** Element data from apps and pages **
****
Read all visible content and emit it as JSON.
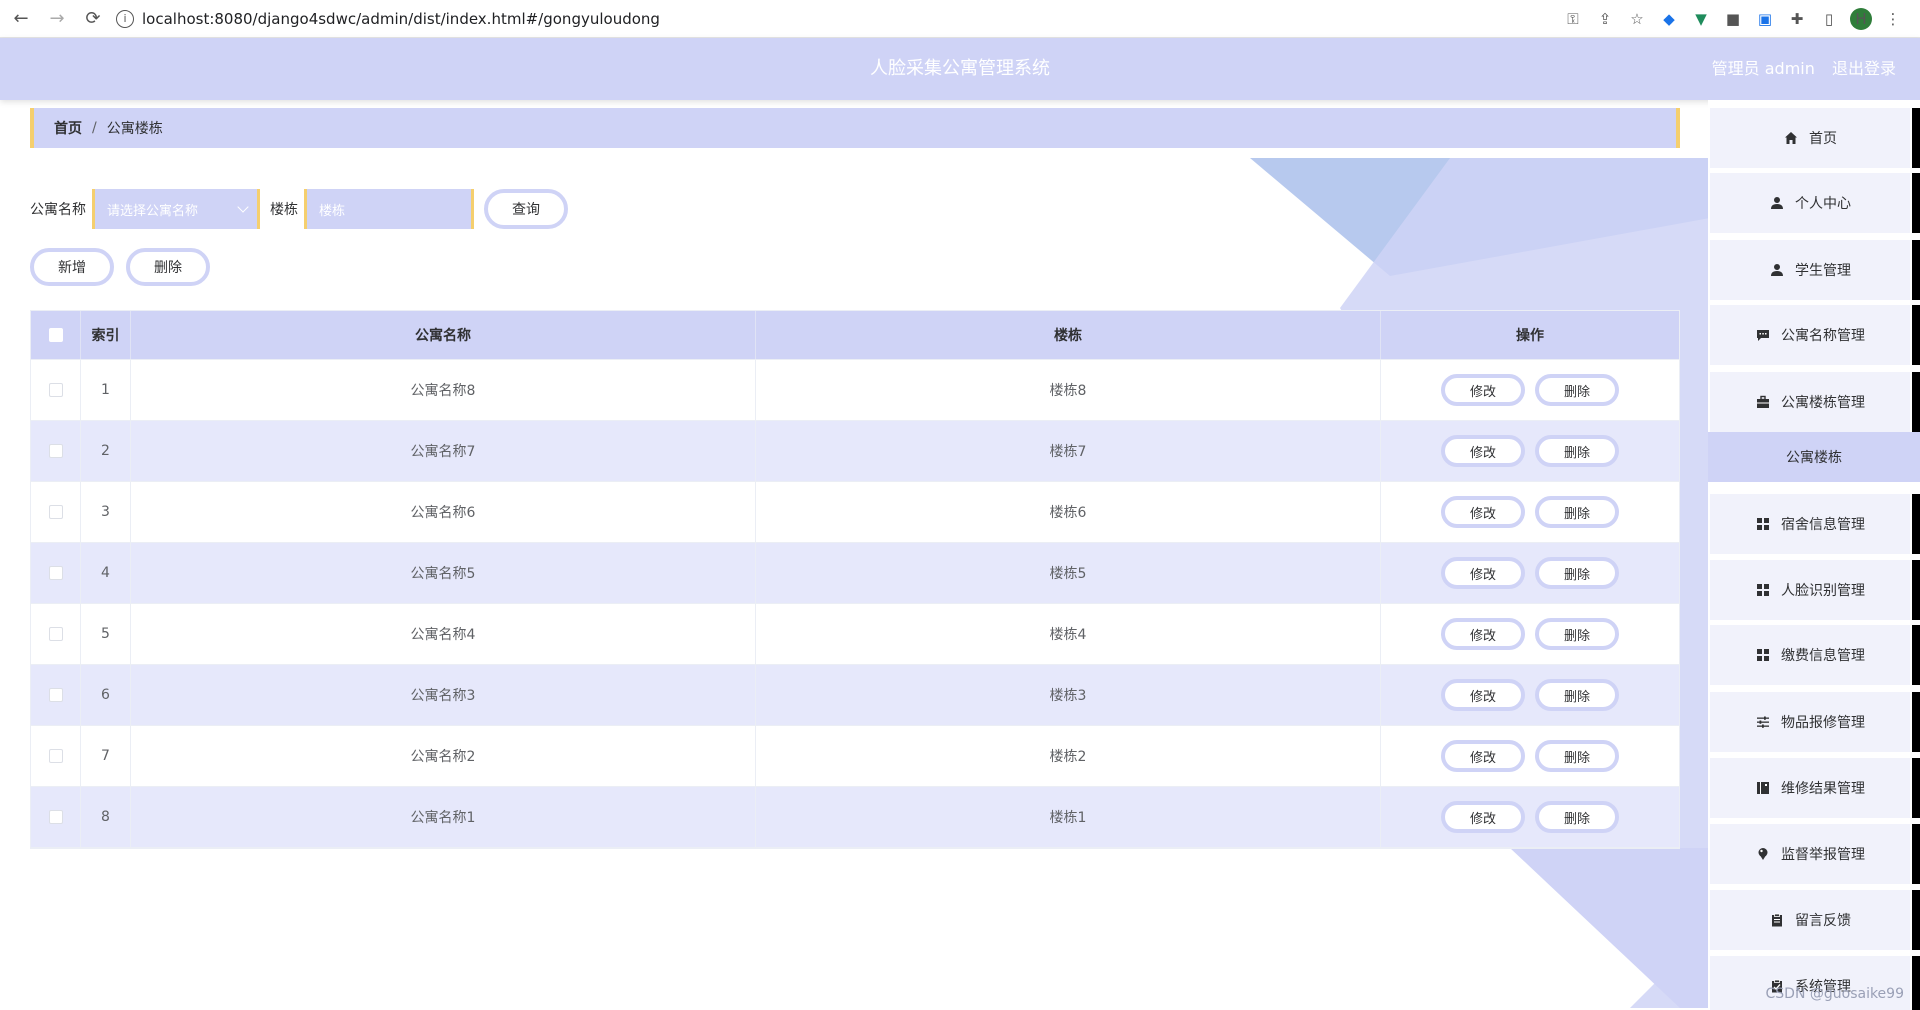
{
  "browser": {
    "url": "localhost:8080/django4sdwc/admin/dist/index.html#/gongyuloudong",
    "avatar_letter": "H"
  },
  "header": {
    "title": "人脸采集公寓管理系统",
    "user_label": "管理员 admin",
    "logout_label": "退出登录"
  },
  "breadcrumb": {
    "home": "首页",
    "separator": "/",
    "current": "公寓楼栋"
  },
  "search": {
    "name_label": "公寓名称",
    "name_placeholder": "请选择公寓名称",
    "floor_label": "楼栋",
    "floor_placeholder": "楼栋",
    "query_label": "查询"
  },
  "actions": {
    "add_label": "新增",
    "delete_label": "删除"
  },
  "table": {
    "headers": {
      "index": "索引",
      "name": "公寓名称",
      "floor": "楼栋",
      "operation": "操作"
    },
    "edit_label": "修改",
    "delete_label": "删除",
    "rows": [
      {
        "index": "1",
        "name": "公寓名称8",
        "floor": "楼栋8"
      },
      {
        "index": "2",
        "name": "公寓名称7",
        "floor": "楼栋7"
      },
      {
        "index": "3",
        "name": "公寓名称6",
        "floor": "楼栋6"
      },
      {
        "index": "4",
        "name": "公寓名称5",
        "floor": "楼栋5"
      },
      {
        "index": "5",
        "name": "公寓名称4",
        "floor": "楼栋4"
      },
      {
        "index": "6",
        "name": "公寓名称3",
        "floor": "楼栋3"
      },
      {
        "index": "7",
        "name": "公寓名称2",
        "floor": "楼栋2"
      },
      {
        "index": "8",
        "name": "公寓名称1",
        "floor": "楼栋1"
      }
    ]
  },
  "menu": {
    "items": [
      {
        "label": "首页",
        "icon": "home-icon"
      },
      {
        "label": "个人中心",
        "icon": "user-icon"
      },
      {
        "label": "学生管理",
        "icon": "user-icon"
      },
      {
        "label": "公寓名称管理",
        "icon": "chat-icon"
      },
      {
        "label": "公寓楼栋管理",
        "icon": "briefcase-icon"
      },
      {
        "label": "公寓楼栋",
        "icon": "",
        "sub": true
      },
      {
        "label": "宿舍信息管理",
        "icon": "grid-icon"
      },
      {
        "label": "人脸识别管理",
        "icon": "grid-icon"
      },
      {
        "label": "缴费信息管理",
        "icon": "grid-icon"
      },
      {
        "label": "物品报修管理",
        "icon": "sliders-icon"
      },
      {
        "label": "维修结果管理",
        "icon": "book-icon"
      },
      {
        "label": "监督举报管理",
        "icon": "pin-icon"
      },
      {
        "label": "留言反馈",
        "icon": "clipboard-icon"
      },
      {
        "label": "系统管理",
        "icon": "clipboard-check-icon"
      }
    ]
  },
  "watermark": "CSDN @guosaike99",
  "colors": {
    "accent": "#cfd3f6",
    "border_accent": "#f5cf6e",
    "stripe": "#e6e8fb"
  }
}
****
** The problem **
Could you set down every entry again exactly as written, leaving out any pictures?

** Result of this exercise **
Read all visible content and emit it as JSON.
{
  "browser": {
    "url": "localhost:8080/django4sdwc/admin/dist/index.html#/gongyuloudong",
    "avatar_letter": "H"
  },
  "header": {
    "title": "人脸采集公寓管理系统",
    "user_label": "管理员 admin",
    "logout_label": "退出登录"
  },
  "breadcrumb": {
    "home": "首页",
    "separator": "/",
    "current": "公寓楼栋"
  },
  "search": {
    "name_label": "公寓名称",
    "name_placeholder": "请选择公寓名称",
    "floor_label": "楼栋",
    "floor_placeholder": "楼栋",
    "query_label": "查询"
  },
  "actions": {
    "add_label": "新增",
    "delete_label": "删除"
  },
  "table": {
    "headers": {
      "index": "索引",
      "name": "公寓名称",
      "floor": "楼栋",
      "operation": "操作"
    },
    "edit_label": "修改",
    "delete_label": "删除",
    "rows": [
      {
        "index": "1",
        "name": "公寓名称8",
        "floor": "楼栋8"
      },
      {
        "index": "2",
        "name": "公寓名称7",
        "floor": "楼栋7"
      },
      {
        "index": "3",
        "name": "公寓名称6",
        "floor": "楼栋6"
      },
      {
        "index": "4",
        "name": "公寓名称5",
        "floor": "楼栋5"
      },
      {
        "index": "5",
        "name": "公寓名称4",
        "floor": "楼栋4"
      },
      {
        "index": "6",
        "name": "公寓名称3",
        "floor": "楼栋3"
      },
      {
        "index": "7",
        "name": "公寓名称2",
        "floor": "楼栋2"
      },
      {
        "index": "8",
        "name": "公寓名称1",
        "floor": "楼栋1"
      }
    ]
  },
  "menu": {
    "items": [
      {
        "label": "首页",
        "icon": "home-icon"
      },
      {
        "label": "个人中心",
        "icon": "user-icon"
      },
      {
        "label": "学生管理",
        "icon": "user-icon"
      },
      {
        "label": "公寓名称管理",
        "icon": "chat-icon"
      },
      {
        "label": "公寓楼栋管理",
        "icon": "briefcase-icon"
      },
      {
        "label": "公寓楼栋",
        "icon": "",
        "sub": true
      },
      {
        "label": "宿舍信息管理",
        "icon": "grid-icon"
      },
      {
        "label": "人脸识别管理",
        "icon": "grid-icon"
      },
      {
        "label": "缴费信息管理",
        "icon": "grid-icon"
      },
      {
        "label": "物品报修管理",
        "icon": "sliders-icon"
      },
      {
        "label": "维修结果管理",
        "icon": "book-icon"
      },
      {
        "label": "监督举报管理",
        "icon": "pin-icon"
      },
      {
        "label": "留言反馈",
        "icon": "clipboard-icon"
      },
      {
        "label": "系统管理",
        "icon": "clipboard-check-icon"
      }
    ]
  },
  "watermark": "CSDN @guosaike99",
  "colors": {
    "accent": "#cfd3f6",
    "border_accent": "#f5cf6e",
    "stripe": "#e6e8fb"
  }
}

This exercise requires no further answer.